August is National Golf Month, so it's a great time to get into the game or take some time out to perfect your swing if you already play. Golf is often seen as a leisurely activity, but it actually requires a good degree of physical fitness to play properly. Fortunately, practicing golf can have a number of health benefits, meaning the best way to improve is to get out and play a few rounds.
Even if you're not in top shape, golf is a great sport to pursue in senior communities, since its health benefits come with relatively little joint impact. In fact, a number of golf records have been set by people in their later years. According to Golf Grips, the record for longest drive (515 feet) was set by a 64-year-old, while the man who golfed the most holes in one week (1,850) was 70 when he set the record.
Preparing to play
Before you can master the swing, you first have to be in good enough shape to execute it properly. According to Men's Journal, flexibility is one key to developing a better golf game. Since a large part of the power of your swing comes from rotation, rather than swing, mobility is paramount to golfers. Hip rotation drives a swing's power, but your shoulders also need to be limber to help protect you from injury and ensure that you can follow through with the motion. Mobility exercises can be incorporated into any senior care workout, but golfers should be sure to stretch before each game as well, focusing on releasing tension in both the upper and lower body.
As the Journal pointed out, your feet need care, too. Although they're easy to overlook during a pre-game stretch, your feet actually get a lot of stress from walking the course all day. One of the best ways to keep feet limber and avoid too much soreness is with a quick massage. Luckily, golfers have everything they need for a foot massage close at hand. Golf balls double as great massage balls for feet. Just place a ball on the ground and apply pressure with one foot at a time while standing, then roll the ball over the bottom of your foot. If your golf balls are all lost in the rough, a lacrosse ball or any one of similar size should work.

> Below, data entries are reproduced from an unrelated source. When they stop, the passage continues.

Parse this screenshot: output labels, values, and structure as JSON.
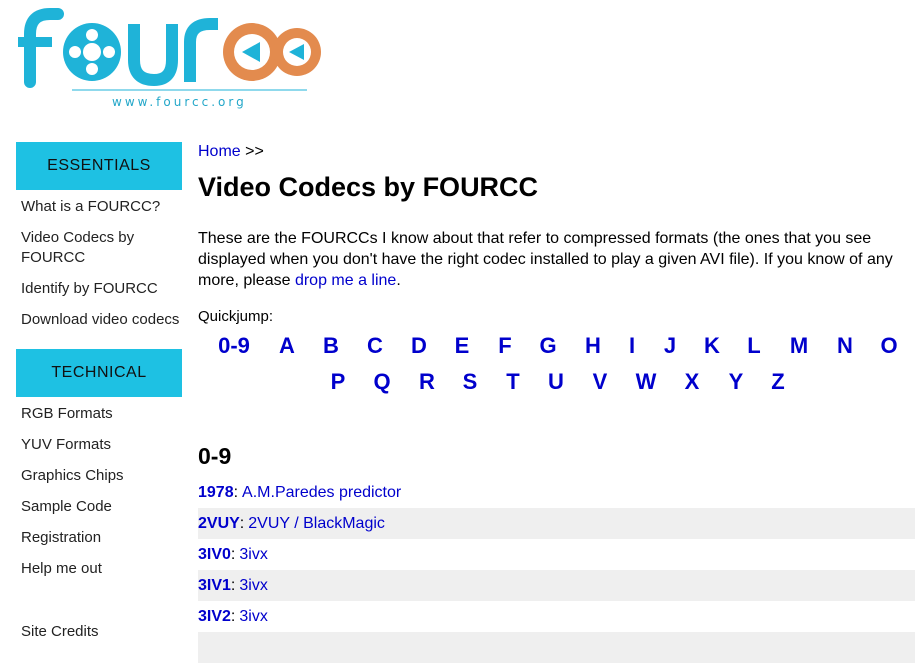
{
  "logo": {
    "text": "fourcc",
    "url": "www.fourcc.org",
    "colors": {
      "primary": "#1fb3d8",
      "accent": "#e38b4e"
    }
  },
  "sidebar": {
    "sections": [
      {
        "heading": "ESSENTIALS",
        "items": [
          "What is a FOURCC?",
          "Video Codecs by FOURCC",
          "Identify by FOURCC",
          "Download video codecs"
        ]
      },
      {
        "heading": "TECHNICAL",
        "items": [
          "RGB Formats",
          "YUV Formats",
          "Graphics Chips",
          "Sample Code",
          "Registration",
          "Help me out"
        ]
      }
    ],
    "footer_link": "Site Credits"
  },
  "breadcrumb": {
    "home": "Home",
    "separator": ">>"
  },
  "page_title": "Video Codecs by FOURCC",
  "intro": {
    "text": "These are the FOURCCs I know about that refer to compressed formats (the ones that you see displayed when you don't have the right codec installed to play a given AVI file). If you know of any more, please ",
    "link": "drop me a line",
    "end": "."
  },
  "quickjump": {
    "label": "Quickjump:",
    "row1": [
      "0-9",
      "A",
      "B",
      "C",
      "D",
      "E",
      "F",
      "G",
      "H",
      "I",
      "J",
      "K",
      "L",
      "M",
      "N",
      "O"
    ],
    "row2": [
      "P",
      "Q",
      "R",
      "S",
      "T",
      "U",
      "V",
      "W",
      "X",
      "Y",
      "Z"
    ]
  },
  "section": {
    "heading": "0-9",
    "entries": [
      {
        "code": "1978",
        "desc": "A.M.Paredes predictor"
      },
      {
        "code": "2VUY",
        "desc": "2VUY / BlackMagic"
      },
      {
        "code": "3IV0",
        "desc": "3ivx"
      },
      {
        "code": "3IV1",
        "desc": "3ivx"
      },
      {
        "code": "3IV2",
        "desc": "3ivx"
      }
    ]
  }
}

The Harvard Medical School also advised a good warm-up before a game, adding that golfers may need to cool down afterward. If you notice any soreness after a round of golf, Harvard recommended icing the spot before it has time to develop into a major pain. Golfing can cause injuries in nearly any part of the body, both they're most common in the shoulders, back and hands.
Golf for health
Although there are some risks involved with playing golf, they're greatly outweighed by the potential benefits. According to Harvard, golfers can walk up to four miles in an average game, which makes the sport a good choice for cardiovascular health. Even more benefits can be derived from carrying your clubs while you walk.
A Swedish medical school, the Karolinska Institutet, found some dramatic health improvements from golfing, according to RedOrbit. A study conducted there found that golfers could add up to five years to their lifespan by playing regularly. Researchers found that deaths from any cause were lower among golfers than non-golfers, and the better they were at the game, the longer they were likely to live. Anders Ahlbom, the study's lead author, told the Scandinavian Journal of Medicine & Science in Sports that the game could improve social and psychological well-being as well as promoting physical health.